It is time for some questions. The most obvious difference between other whales and the Sperm Whale is the enormous, bulbous bag of spermaceti oil in its head, which makes up a quarter of the entire length of the animal. The Sperm Whale is the only whale which can forage for its prey at the bottom of the ocean. It is the only one with spermaceti oil. There is obviously a connection. For over a century these huge, harmless, intelligent beasts were slaughtered in thousands to obtain the oil to burn in lamps, and for processing into wax for candles and polishes and cosmetic creams. Why does the whale need such a lot of it? What is so different about it? The answer lies in the unusual properties of this remarkable substance. Spermaceti oil has the property of changing from a liquid to a solid just below the normal body temperature of the Sperm Whale, at 32 degrees Celsius. As it solidifies it becomes denser, that is to say, the same volume of material becomes heavier. Because there is such a large quantity of the oil, this makes a big difference to the overall density of the whale. So, by precisely controlling the temperature of the oil, either pumping blood through the oil to warm it up, or pumping it around the oil and close to the sea water above the skin to cool it, the whale can position herself in the water without effort at any depth she chooses. She can achieve neutral buoyancy over a huge range of depths.

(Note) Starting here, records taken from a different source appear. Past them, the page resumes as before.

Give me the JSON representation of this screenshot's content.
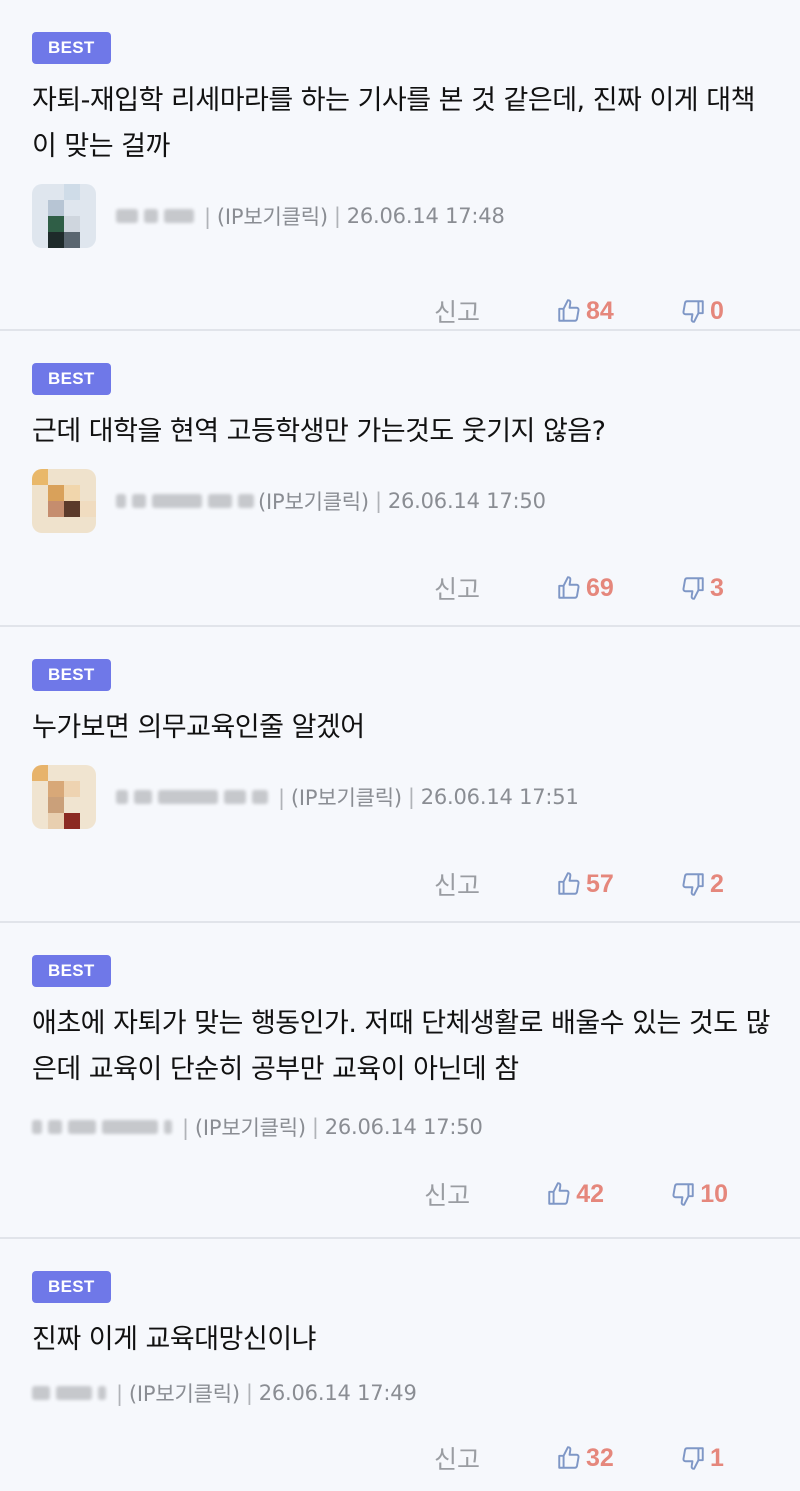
{
  "comments": [
    {
      "badge": "BEST",
      "text": "자퇴-재입학 리세마라를 하는 기사를 본 것 같은데, 진짜 이게 대책이 맞는 걸까",
      "ip_label": "(IP보기클릭)",
      "timestamp": "26.06.14 17:48",
      "report_label": "신고",
      "likes": "84",
      "dislikes": "0"
    },
    {
      "badge": "BEST",
      "text": "근데 대학을 현역 고등학생만 가는것도 웃기지 않음?",
      "ip_label": "(IP보기클릭)",
      "timestamp": "26.06.14 17:50",
      "report_label": "신고",
      "likes": "69",
      "dislikes": "3"
    },
    {
      "badge": "BEST",
      "text": "누가보면 의무교육인줄 알겠어",
      "ip_label": "(IP보기클릭)",
      "timestamp": "26.06.14 17:51",
      "report_label": "신고",
      "likes": "57",
      "dislikes": "2"
    },
    {
      "badge": "BEST",
      "text": "애초에 자퇴가 맞는 행동인가. 저때 단체생활로 배울수 있는 것도 많은데 교육이 단순히 공부만 교육이 아닌데 참",
      "ip_label": "(IP보기클릭)",
      "timestamp": "26.06.14 17:50",
      "report_label": "신고",
      "likes": "42",
      "dislikes": "10"
    },
    {
      "badge": "BEST",
      "text": "진짜 이게 교육대망신이냐",
      "ip_label": "(IP보기클릭)",
      "timestamp": "26.06.14 17:49",
      "report_label": "신고",
      "likes": "32",
      "dislikes": "1"
    }
  ],
  "colors": {
    "badge": "#6f78e8",
    "vote_count": "#e5877c",
    "vote_icon": "#7f97c6",
    "background": "#f6f8fc"
  }
}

The question is, how did the Sperm Whale evolve this amazing oil, which changes state pre­cisely around its body temperature? It is not found anywhere else in nature. Did one cell in the head of an ancestral whale mutate one day and begin to secrete oil? What use would it be, alone? Only when there are huge quantities can the oil change the overall density of such a large animal. And how was the formula for the oil tuned, so that it would change state at just the right temperature? Were there millions of failed attempts before the perfect oil came along? And the oil, alone, is no use without the blood-pumping control system to change its temperature. At body temperature it remains an oil, and has no useful effect on buoyancy.

A human brain might invent this novel ap­proach to depth control, and research the ideal liquid for the purpose, with trial and error and millions of dollars of cost. But surely such a bril­liant solution to the problem could not have come about by chance mutations? Evolution cannot set a specific goal and work towards it. Only an intel­ligent Designer can do that.

Footnote

Reproduced by kind permission of the Christadelphian Auxiliary Lecturing Society (CALS)